=== Data provided ===

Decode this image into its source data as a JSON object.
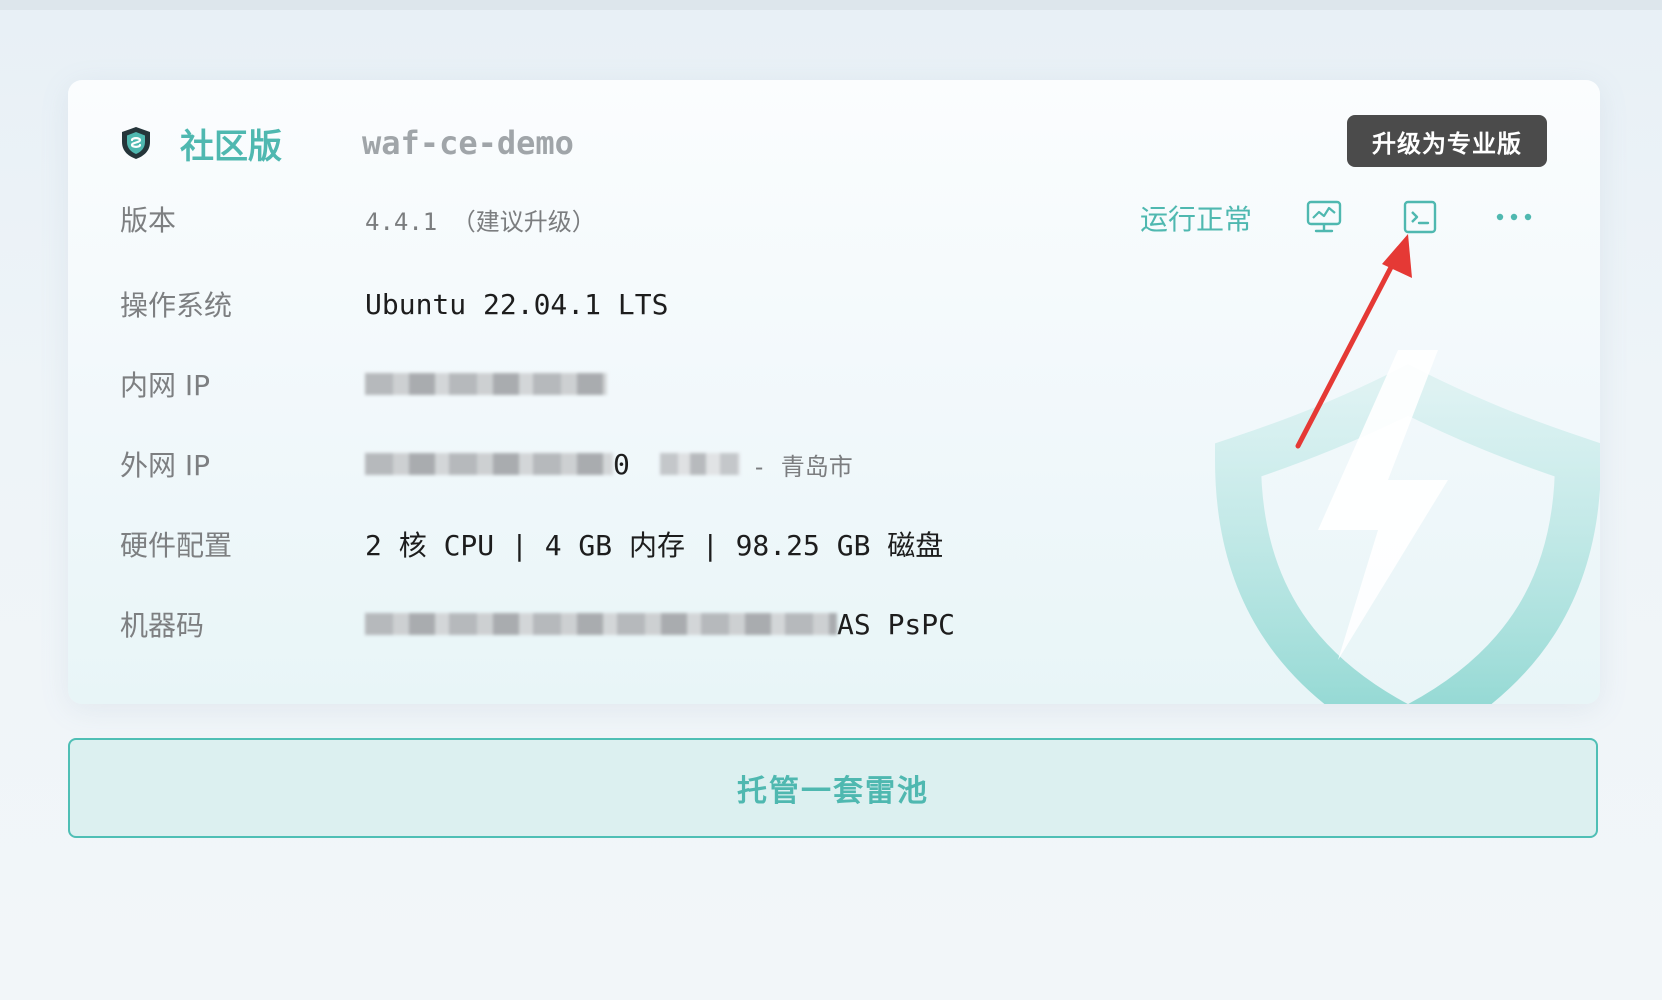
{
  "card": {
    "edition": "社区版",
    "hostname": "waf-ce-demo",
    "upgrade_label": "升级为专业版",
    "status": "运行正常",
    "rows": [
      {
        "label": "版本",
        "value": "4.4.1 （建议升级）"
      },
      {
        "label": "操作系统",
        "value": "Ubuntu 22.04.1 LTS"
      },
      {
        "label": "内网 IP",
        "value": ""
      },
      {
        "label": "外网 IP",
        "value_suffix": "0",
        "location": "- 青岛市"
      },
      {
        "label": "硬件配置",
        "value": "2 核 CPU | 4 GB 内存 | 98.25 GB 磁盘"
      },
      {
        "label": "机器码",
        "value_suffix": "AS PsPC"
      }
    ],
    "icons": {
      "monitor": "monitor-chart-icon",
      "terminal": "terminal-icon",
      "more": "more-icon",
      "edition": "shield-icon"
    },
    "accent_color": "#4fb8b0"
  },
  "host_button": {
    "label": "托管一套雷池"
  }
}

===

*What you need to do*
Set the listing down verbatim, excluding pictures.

*Reply*
Decode this image into its source data as a JSON object.
{
  "card": {
    "edition": "社区版",
    "hostname": "waf-ce-demo",
    "upgrade_label": "升级为专业版",
    "status": "运行正常",
    "rows": [
      {
        "label": "版本",
        "value": "4.4.1 （建议升级）"
      },
      {
        "label": "操作系统",
        "value": "Ubuntu 22.04.1 LTS"
      },
      {
        "label": "内网 IP",
        "value": ""
      },
      {
        "label": "外网 IP",
        "value_suffix": "0",
        "location": "- 青岛市"
      },
      {
        "label": "硬件配置",
        "value": "2 核 CPU | 4 GB 内存 | 98.25 GB 磁盘"
      },
      {
        "label": "机器码",
        "value_suffix": "AS PsPC"
      }
    ],
    "icons": {
      "monitor": "monitor-chart-icon",
      "terminal": "terminal-icon",
      "more": "more-icon",
      "edition": "shield-icon"
    },
    "accent_color": "#4fb8b0"
  },
  "host_button": {
    "label": "托管一套雷池"
  }
}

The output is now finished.